Monday, November 15, 2010

It's Time to Get Smart About Antibiotics

This guest blog was written by Jean Patel , PhD, D(ABMM), Deputy Director, Office of Antimicrobial Resistance for Centers for Disease Control and Prevention

When I began my career in antimicrobial resistance at the Centers for Disease Control and Prevention (CDC), cephalosporin-resistant Enterobacteriaceae and methicillin-resistant Staphylococcus aureus were the focus of attention . In a few short years, bacterial pathogens have continued to outwit us by changing their genetic make-up enough to survive nearly all antibiotics that might be considered for treatment.

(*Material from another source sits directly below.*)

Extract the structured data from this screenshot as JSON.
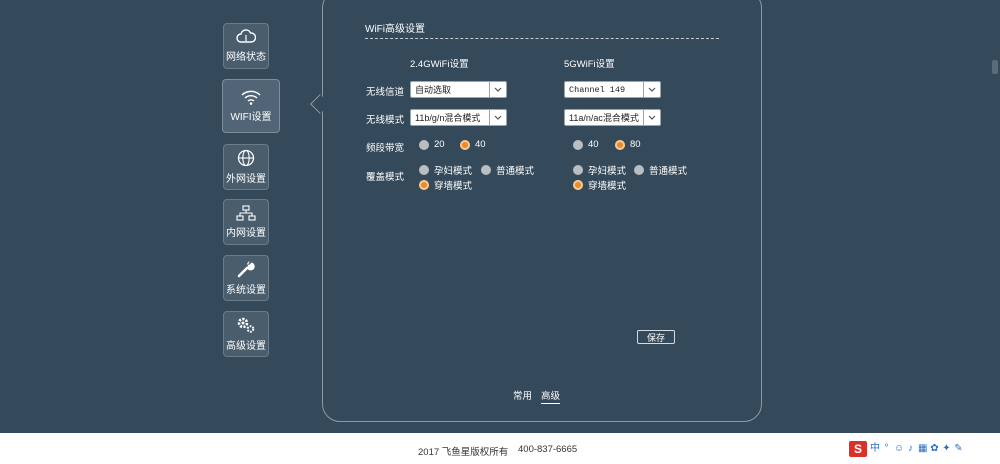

In the past 10 years, carbapenems have been the “drugs of last resort” for Enterobacteriaceae. However, today we have identified carbapenem-resistant Enterobacteriaceae (CRE), which carry an enzyme called the Klebsiella pneumoniae carbapenemase (KPC), in at least 35 states and globally. Most recently, CRE with new mechanisms of resistance (called NDM-1 and VIM) were also identified in the United States.

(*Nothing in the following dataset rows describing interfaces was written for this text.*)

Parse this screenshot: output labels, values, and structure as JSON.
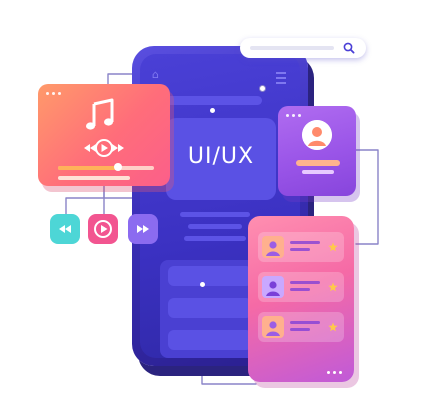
{
  "phone": {
    "hero_label": "UI/UX"
  },
  "music_player": {
    "progress": 0.62
  },
  "colors": {
    "phone": "#3b31c2",
    "music_card": "#ff6d7a",
    "profile_card": "#9a55e8",
    "list_card": "#f56aa6",
    "rewind_button": "#4dd6d6",
    "play_button": "#f25590",
    "forward_button": "#8b6bf0"
  },
  "icons": {
    "search": "search-icon",
    "music": "music-note-icon",
    "home": "home-icon",
    "menu": "menu-icon",
    "rewind": "rewind-icon",
    "play": "play-icon",
    "forward": "fast-forward-icon",
    "avatar": "user-avatar-icon",
    "star": "star-icon"
  }
}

Now is the time for action. Antibiotics are a shared resource – and becoming a scarce resource. Appropriate use of existing antibiotics can limit the spread of antibiotic resistance, preserving antibiotics for the future.

On November 15-18, 2010, CDC and our partners will observe Get Smart About Antibiotics Week, in an effort to focus attention on improving antibiotic use as a key effort to reduce antibiotic resistance. The U.S. observance will coincide with the European and Canadian antibiotic awareness days, November 18, 2010. In conjunction with Get Smart Week 2010, CDC will unveil its new Get Smart for Healthcare campaign focused on improving antibiotic use in hospitals and long-term care facilities. Improving antibiotic use in in-patient settings can improve cure rates and reduce Clostridium difficile.

Together, we can address this global resistance threat. By leveraging our collective resources towards preserving these vital therapies for the future, we can protect patients and save lives.


  1. Thanks, Jean. To add to this, European Centre for Disease Prevention and Control (ECDC) reported today that NDM-1 has now been detected in 13 European countries and is being referred to as a "super super bug".

  2. CDC is to be congratulated on energized and well-designed efforts to address appropriate use of antibiotics in the community as well as in healthcare facilities. As we still cope with challenges from MRSA, we are becoming more aware of CRE emergence in healthcare facilities in the Commonwealth. This, and the continued increases in antimicrobial resistance observed in pneumococci, gonococci and M. tuberculosis, bring to the fore the need for a broad mobilization of public and healthcare partners in renewed efforts to address both the causes and consequences of antimicrobial resistance.